Magazine article Business Credit

Mentoring

Magazine article Business Credit

Mentoring

Article excerpt

I have often been advised by fellow credit professionals that while they would like to be a mentor, they do not have any formal training that would allow them to become one. My response is always the same: we have been Mentors, and have been mentored, a great part of our life. In many instances, we just do not realize that we are performing mentoring functions or being mentored by someone. In both our personal and professional lives we are in contact with relatives, friends and coworkers every day. If you helped a coworker see that he was not happy with his job and had talents better suited to another position, if you assisted someone with their NACM Roadmap, if you got someone to see that they had enough experience to sit for a NACM designation test, or if you encouraged someone to try a new software package to enhance their computer literacy, you were a Mentor.

A Mentor is a person who has an impact on someone's life through deeds, actions or words. The process can help them in developing talents used daily, or in identifying latent abilities. Mentoring is not counseling. It provides motivation and support to an individual seeking a new path. The Mentor can influence the Mentee in many ways; by helping to set performance standards, challenging self-expectations, offering motivation during difficult times or just by being a sounding board, I recall reading in an article by Dayle Shockley called, "Happiness Comes When We Reach Out And Touch Another Person's Life." That is what mentoring is all about.

Our professional lives tend to take up more and more of our daily lives these days. The interaction with our fellow co-workers should be a rewarding one. Mentoring can play a significant rote in that dynamic. Not only do we avail ourselves of the opportunity to give back to our profession some of what we have gained from it through our own growth and development as credit professionals, we usually tend to learn through the experience of helping others. I have been very fortunate in having mentors available to me through my association with NACM. Whether through interaction with my industry group, my local CFDD chapter or attendance at Regional and National Conferences, I have had the opportunity to meet a great many fellow credit professionals engaged in a wide range of business activities in companies both large and small. These individuals have been the ones that I've called upon with that question or problem that I had not yet faced, seeking advice. …

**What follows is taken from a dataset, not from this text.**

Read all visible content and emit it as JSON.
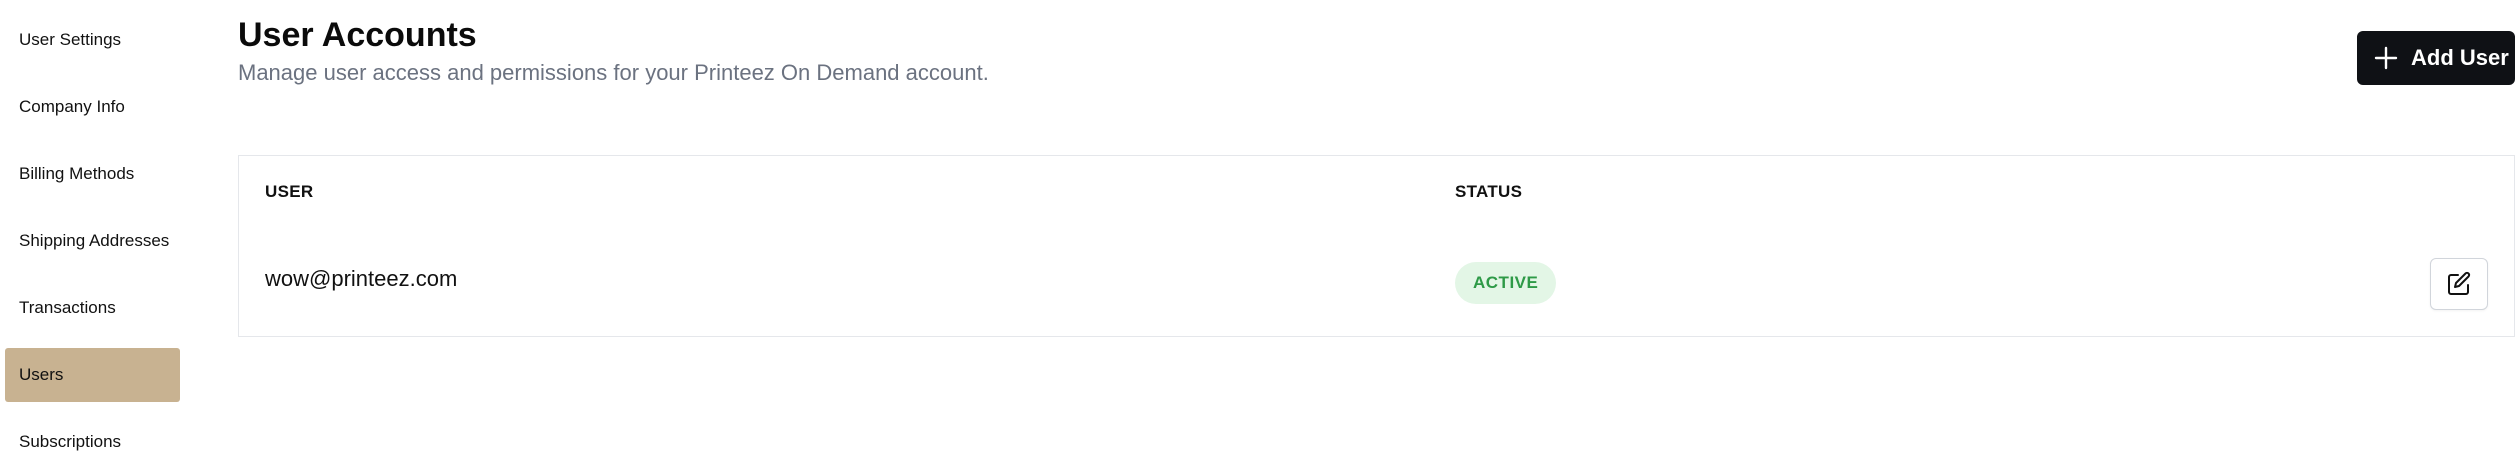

Search by... Author
Show... All Results Primary Sources Peer-reviewed

Oops!

An unknown error has occurred. Please click the button below to reload the page. If the problem persists, please try again in a little while.